Font subscription services are a new alternative to downloading and licensing fonts. There are a number of companies out there that have different price plans catered to the specific needs of the designer. The fonts available are usually aimed at desktop, web and print for however you desire; freelance and personal projects, client pitches, creating websites and many more. It is all about finding the one that best fits you and your work. This gives you the freedom to use the available fonts wherever you like by providing easier browsing and syncing options to your devices and offers variety by releasing new fonts often.
There are many options now for customers to download fonts these days; buying outright from foundries and distributors, trialling, downloading free fonts, you get the idea. However, over the course of the last few years, subscription services seem to be becoming more popular for technological companies with the likes of Spotify, Microsoft, Apple Music, Netflix and even Xbox to name but a few offering such services. So it comes as no surprise that naturally the font industry would follow suit, with many font distributors taking this route. An example of this is Adobe Typekit who The Northern Block have been a part of for over a year now. So what does using font subscription services mean to the type industry and designers? Are they the way forward? I spoke with Foundry Relations Manager, Ariadne Remoundakis from Adobe Typekit to find out more:
Hello Ariadne, first of all could you explain to those who may not know, what is Adobe Typekit?
Typekit is a subscription service for fonts which users can sync to their computer or use on a website. Instead of licensing individual fonts, our full library of fonts can be accessed through an Adobe Creative Cloud subscription. Beyond this, we also have a collection of fonts on Typekit Marketplace which are available for purchase.
They originally were separate entities. How did the relationship between Adobe and Typekit begin?

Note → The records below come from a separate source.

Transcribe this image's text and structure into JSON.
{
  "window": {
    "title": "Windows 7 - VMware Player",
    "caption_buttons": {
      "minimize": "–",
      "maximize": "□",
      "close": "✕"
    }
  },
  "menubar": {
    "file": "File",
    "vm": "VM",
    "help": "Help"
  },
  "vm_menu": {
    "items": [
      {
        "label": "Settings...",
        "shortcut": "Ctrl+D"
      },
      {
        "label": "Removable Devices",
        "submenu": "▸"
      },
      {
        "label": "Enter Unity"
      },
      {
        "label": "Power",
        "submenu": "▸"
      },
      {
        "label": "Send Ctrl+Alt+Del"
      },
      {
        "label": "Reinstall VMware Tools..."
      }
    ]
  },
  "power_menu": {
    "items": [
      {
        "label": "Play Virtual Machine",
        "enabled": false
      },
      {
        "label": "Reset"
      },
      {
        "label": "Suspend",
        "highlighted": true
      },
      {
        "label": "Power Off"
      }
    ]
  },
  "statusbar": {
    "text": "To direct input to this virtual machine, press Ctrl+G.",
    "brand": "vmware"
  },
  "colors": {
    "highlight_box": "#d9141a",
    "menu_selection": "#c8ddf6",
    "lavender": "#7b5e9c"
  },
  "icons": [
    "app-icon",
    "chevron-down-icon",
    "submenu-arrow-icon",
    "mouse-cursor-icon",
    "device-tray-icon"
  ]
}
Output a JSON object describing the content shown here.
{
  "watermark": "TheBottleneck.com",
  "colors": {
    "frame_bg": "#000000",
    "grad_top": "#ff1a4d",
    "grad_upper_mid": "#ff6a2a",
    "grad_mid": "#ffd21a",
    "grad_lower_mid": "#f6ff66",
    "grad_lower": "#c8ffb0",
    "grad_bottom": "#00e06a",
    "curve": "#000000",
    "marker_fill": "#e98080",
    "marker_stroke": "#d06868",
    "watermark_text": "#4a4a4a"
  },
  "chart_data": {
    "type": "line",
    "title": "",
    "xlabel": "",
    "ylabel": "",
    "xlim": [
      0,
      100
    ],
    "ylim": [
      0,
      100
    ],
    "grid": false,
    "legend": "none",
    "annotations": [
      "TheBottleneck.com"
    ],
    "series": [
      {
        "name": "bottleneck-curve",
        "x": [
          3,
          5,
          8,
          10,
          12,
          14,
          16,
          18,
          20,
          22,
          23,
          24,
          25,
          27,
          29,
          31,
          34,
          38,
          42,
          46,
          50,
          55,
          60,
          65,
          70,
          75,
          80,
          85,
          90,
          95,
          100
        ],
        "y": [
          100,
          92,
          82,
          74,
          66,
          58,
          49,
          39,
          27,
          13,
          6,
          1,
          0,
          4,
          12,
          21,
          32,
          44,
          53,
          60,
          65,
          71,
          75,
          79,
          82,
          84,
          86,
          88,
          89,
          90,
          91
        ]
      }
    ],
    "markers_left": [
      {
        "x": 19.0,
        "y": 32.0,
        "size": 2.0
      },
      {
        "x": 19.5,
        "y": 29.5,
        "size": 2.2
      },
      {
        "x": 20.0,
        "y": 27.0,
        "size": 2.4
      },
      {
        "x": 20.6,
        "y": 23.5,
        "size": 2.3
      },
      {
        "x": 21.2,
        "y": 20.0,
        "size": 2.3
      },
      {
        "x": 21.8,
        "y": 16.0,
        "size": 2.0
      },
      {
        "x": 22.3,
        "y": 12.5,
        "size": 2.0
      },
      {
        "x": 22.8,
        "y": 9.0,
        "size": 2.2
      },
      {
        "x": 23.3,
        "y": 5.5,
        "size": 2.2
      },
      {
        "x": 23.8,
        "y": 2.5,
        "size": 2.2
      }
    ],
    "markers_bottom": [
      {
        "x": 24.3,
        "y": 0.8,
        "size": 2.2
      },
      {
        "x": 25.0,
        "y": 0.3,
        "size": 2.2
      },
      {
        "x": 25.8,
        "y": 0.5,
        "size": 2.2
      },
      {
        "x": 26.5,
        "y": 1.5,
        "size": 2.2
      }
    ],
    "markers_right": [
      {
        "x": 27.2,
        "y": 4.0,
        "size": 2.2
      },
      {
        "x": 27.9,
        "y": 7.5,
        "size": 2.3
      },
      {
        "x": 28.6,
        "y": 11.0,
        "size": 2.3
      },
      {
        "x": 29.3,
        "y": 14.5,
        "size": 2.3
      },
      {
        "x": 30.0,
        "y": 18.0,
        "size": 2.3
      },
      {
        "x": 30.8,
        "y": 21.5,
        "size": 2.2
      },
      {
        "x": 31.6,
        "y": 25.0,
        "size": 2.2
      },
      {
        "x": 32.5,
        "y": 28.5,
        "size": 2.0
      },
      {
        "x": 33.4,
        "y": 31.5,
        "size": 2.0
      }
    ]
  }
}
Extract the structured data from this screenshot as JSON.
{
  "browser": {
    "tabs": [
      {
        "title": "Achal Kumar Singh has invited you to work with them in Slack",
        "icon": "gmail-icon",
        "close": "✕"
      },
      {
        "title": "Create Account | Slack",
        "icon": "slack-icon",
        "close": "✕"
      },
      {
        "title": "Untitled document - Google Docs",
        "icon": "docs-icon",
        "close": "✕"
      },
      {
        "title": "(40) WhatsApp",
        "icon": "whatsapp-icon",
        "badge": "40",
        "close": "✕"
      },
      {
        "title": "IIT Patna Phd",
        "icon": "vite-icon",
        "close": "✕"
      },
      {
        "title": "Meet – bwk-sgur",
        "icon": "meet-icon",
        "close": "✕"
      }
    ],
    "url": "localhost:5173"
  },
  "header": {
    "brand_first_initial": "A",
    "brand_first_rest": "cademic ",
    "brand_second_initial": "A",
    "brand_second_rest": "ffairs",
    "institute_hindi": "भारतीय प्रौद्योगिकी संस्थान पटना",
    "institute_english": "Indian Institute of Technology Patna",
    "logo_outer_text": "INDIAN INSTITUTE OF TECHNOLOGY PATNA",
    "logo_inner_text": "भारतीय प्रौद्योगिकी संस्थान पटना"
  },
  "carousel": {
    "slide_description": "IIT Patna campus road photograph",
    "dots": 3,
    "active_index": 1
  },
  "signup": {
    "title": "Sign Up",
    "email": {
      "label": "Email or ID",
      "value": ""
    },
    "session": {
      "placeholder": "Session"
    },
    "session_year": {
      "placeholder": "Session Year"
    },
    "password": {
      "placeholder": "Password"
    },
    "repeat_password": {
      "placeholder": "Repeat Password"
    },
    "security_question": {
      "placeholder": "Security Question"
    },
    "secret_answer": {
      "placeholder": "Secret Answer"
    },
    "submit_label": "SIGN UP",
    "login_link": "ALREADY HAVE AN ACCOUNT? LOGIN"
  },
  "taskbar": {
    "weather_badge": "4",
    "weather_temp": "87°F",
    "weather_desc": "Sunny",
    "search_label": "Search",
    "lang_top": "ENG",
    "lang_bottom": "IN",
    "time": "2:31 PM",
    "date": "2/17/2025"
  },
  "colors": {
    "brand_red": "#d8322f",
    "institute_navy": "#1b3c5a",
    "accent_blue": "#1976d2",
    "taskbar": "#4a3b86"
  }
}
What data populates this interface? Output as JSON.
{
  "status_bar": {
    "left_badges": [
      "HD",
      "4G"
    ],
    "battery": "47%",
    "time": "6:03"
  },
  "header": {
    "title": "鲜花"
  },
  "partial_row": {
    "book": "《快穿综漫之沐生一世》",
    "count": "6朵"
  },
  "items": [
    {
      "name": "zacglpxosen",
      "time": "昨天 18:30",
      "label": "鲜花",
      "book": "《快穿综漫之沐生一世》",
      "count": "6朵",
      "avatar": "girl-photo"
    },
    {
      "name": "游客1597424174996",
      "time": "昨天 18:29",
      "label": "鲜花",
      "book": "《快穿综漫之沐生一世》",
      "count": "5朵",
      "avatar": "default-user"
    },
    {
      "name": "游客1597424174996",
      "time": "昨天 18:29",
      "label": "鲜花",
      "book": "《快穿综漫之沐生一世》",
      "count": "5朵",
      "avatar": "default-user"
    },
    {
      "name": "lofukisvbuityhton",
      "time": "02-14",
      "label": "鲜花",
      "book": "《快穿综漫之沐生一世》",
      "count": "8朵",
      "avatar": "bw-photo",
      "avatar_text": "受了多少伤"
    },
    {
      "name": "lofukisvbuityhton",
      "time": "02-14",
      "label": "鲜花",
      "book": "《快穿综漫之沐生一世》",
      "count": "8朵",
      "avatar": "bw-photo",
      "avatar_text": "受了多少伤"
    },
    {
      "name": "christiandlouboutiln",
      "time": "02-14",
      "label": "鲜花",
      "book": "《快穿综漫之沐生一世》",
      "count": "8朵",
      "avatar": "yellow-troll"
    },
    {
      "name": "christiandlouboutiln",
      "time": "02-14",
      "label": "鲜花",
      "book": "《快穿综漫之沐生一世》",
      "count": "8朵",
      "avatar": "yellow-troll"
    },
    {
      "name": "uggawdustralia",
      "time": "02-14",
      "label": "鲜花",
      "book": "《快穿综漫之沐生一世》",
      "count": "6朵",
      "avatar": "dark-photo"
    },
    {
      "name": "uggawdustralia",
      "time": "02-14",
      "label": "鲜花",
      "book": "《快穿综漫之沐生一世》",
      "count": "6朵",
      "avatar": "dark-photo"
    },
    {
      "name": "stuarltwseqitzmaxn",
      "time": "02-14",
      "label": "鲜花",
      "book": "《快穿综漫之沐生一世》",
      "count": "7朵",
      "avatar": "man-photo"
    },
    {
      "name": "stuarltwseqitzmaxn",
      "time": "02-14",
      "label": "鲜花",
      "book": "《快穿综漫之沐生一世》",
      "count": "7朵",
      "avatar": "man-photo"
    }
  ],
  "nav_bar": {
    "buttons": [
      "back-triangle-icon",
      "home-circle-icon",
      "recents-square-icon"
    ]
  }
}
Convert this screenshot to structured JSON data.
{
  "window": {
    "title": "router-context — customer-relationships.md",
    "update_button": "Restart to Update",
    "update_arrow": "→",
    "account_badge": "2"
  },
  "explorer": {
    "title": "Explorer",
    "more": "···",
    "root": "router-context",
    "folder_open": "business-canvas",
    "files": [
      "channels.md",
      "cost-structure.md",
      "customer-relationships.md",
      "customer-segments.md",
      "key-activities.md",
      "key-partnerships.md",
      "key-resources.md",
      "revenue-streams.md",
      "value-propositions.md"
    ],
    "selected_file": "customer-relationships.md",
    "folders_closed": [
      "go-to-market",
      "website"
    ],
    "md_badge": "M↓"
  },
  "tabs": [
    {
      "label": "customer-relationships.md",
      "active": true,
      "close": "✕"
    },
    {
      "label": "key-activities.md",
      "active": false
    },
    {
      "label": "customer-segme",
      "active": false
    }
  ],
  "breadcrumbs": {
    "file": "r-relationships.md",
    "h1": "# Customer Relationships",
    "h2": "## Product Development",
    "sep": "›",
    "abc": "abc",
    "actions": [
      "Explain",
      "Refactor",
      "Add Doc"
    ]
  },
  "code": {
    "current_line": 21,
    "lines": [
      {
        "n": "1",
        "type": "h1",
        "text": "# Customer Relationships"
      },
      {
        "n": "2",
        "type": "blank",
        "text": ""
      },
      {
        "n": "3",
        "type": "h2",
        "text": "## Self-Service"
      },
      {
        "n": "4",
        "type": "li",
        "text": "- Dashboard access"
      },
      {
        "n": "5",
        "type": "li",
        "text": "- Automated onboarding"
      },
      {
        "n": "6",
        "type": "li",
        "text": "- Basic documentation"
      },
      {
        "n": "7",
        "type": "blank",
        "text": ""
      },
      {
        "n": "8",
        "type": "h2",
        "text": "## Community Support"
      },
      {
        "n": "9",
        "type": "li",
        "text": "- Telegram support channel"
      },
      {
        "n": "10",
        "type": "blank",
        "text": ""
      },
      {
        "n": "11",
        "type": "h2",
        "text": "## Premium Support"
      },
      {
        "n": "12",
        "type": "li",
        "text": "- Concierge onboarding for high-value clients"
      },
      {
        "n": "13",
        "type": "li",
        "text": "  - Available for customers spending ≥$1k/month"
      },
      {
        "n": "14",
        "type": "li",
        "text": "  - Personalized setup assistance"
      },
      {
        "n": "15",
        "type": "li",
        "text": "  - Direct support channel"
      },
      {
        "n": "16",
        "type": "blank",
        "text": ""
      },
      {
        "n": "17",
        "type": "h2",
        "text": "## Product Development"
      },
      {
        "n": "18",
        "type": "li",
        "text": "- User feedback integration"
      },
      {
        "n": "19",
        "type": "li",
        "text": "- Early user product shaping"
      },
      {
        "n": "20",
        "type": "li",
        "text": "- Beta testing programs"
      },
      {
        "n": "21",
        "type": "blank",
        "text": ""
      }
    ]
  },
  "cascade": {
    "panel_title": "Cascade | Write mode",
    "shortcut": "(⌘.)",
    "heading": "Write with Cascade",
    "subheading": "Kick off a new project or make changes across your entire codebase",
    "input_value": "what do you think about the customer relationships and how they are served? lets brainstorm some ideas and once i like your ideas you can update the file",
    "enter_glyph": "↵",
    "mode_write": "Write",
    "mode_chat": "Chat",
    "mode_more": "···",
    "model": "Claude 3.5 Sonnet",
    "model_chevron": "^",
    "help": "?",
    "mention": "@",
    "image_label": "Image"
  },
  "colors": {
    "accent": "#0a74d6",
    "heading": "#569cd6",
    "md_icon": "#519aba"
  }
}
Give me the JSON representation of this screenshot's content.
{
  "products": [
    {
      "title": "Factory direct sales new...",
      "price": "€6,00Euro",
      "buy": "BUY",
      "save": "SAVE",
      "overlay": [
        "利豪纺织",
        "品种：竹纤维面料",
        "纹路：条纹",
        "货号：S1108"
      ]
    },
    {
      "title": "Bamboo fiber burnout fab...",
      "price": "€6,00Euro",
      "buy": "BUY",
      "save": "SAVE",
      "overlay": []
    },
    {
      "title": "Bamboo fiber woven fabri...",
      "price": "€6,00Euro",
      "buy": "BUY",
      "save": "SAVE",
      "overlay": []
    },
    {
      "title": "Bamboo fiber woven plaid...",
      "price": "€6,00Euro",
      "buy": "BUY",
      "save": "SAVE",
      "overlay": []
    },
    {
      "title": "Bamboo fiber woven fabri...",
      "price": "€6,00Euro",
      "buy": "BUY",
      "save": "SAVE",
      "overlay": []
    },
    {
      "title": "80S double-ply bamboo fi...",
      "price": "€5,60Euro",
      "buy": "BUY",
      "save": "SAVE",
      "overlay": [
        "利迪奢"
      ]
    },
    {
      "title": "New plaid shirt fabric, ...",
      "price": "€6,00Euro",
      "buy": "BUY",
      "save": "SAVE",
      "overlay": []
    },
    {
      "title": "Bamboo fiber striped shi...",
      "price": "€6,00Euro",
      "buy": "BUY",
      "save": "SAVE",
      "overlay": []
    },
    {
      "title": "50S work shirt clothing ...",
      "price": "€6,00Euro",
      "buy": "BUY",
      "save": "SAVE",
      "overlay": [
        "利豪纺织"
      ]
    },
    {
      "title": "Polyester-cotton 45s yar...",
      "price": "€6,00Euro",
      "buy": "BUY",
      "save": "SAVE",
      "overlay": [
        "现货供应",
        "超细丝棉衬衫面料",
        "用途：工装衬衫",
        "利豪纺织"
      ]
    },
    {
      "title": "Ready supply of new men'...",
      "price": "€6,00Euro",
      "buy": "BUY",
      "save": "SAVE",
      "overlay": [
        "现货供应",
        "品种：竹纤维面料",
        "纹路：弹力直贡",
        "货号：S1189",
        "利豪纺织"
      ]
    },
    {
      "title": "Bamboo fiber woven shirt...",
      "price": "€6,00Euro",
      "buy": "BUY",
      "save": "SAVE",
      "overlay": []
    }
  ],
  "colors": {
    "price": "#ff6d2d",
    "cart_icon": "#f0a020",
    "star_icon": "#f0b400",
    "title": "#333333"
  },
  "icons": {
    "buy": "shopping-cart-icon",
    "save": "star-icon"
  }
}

Adobe joined Typekit as a foundry partner in 2010 (see this blog post). It was a great move for Adobe to get some of the Adobe type library in the hands of web developers. The relationship developed and Typekit was acquired by Adobe in 2011, when it was purely a web font service. We have since added the ability to sync fonts and use them on all desktop apps. The Typekit library is included in the Creative Cloud subscription and is now integrated with Adobe apps.
Originally, fonts were distributed as physical products — do you think subscription fonts have changed the dynamic in the font industry and for the better?
Many industries have adopted the subscription model as a natural way to adapt to the modern workflow and cloud-based solutions. The software industry is no different. In its transition to Creative Cloud, Adobe was able to provide updates on an ongoing basis to its customers — instead of waiting for the next boxed release. This applies to fonts as well. If one of our foundry partners informs us of an update to a font, we can update it on Typekit.com and it will be available for our customers instantly. Type designers appreciate this, and the accessibility of fonts within a subscription widens their audience.
What are the benefits of a font subscription for the customer?
In the case of Typekit, the customer is getting a large library of fonts along with their Creative Cloud subscription. The value is huge compared to the cost of purchasing these fonts individually. With this toolkit at their disposal, customers can experiment and find the font they need without additional purchases.
A big concern in the industry is font piracy. Is there a protection element within Typekit to prevent this from happening?
Typekit fonts are not downloaded in the traditional sense. When a font is synced, it shows up seamlessly in all desktop applications, but the user does not have access to the font file. When a font is used for web, it is hosted through Typekit and bundled in a kit. In both cases, the user is not handling the actual font file. This mitigates misuse, and has proven to be reassuring to our foundry partners.
Why did you decide to work with The Northern Block? When choosing typefaces to be included in Typekit, what is the driving forces or criteria needed when making the final decision and selection?
We are very selective with our additions, and have created a submission review committee for this purpose. When we get a new inquiry, we spend time looking at each font file closely and focus on these factors: Do we find the design pleasing? Does this design offer something unique in our library? Does the typeface have a good character set, with attention given to accented characters? Does the typeface make good use of OpenType features? Once we go through this process for each font, we make a decision about the foundry as a whole.
We were happy to include fonts from The Northern Block as you have developed a well-rounded collection with the modern graphic designer in mind.
Thank you for the kind words. And lastly, where do you see subscription fonts going in the future?
In the future, I see this as the primary way for individuals and agencies to get the fonts they need. There have been many subscription services popping up in the last few years, and this seems to be the new way forward rather than a trend. I imagine that more and more foundries will choose to distribute their fonts this way.
The use of a font subscription will allow you to spread the cost of buying a font, have access to a broad range of font libraries without the big price tag and have the freedom to experiment with designs before potentially choosing to buy the fonts you like outright. Do you think font subscriptions are the way forward? Would you use a font subscription? Let me know your thoughts @northernblock . A special thank you to Ariadne Remoundakis from Adobe Typekit for answering my questions. To view The Northern Block on Adobe Typekit, please click here.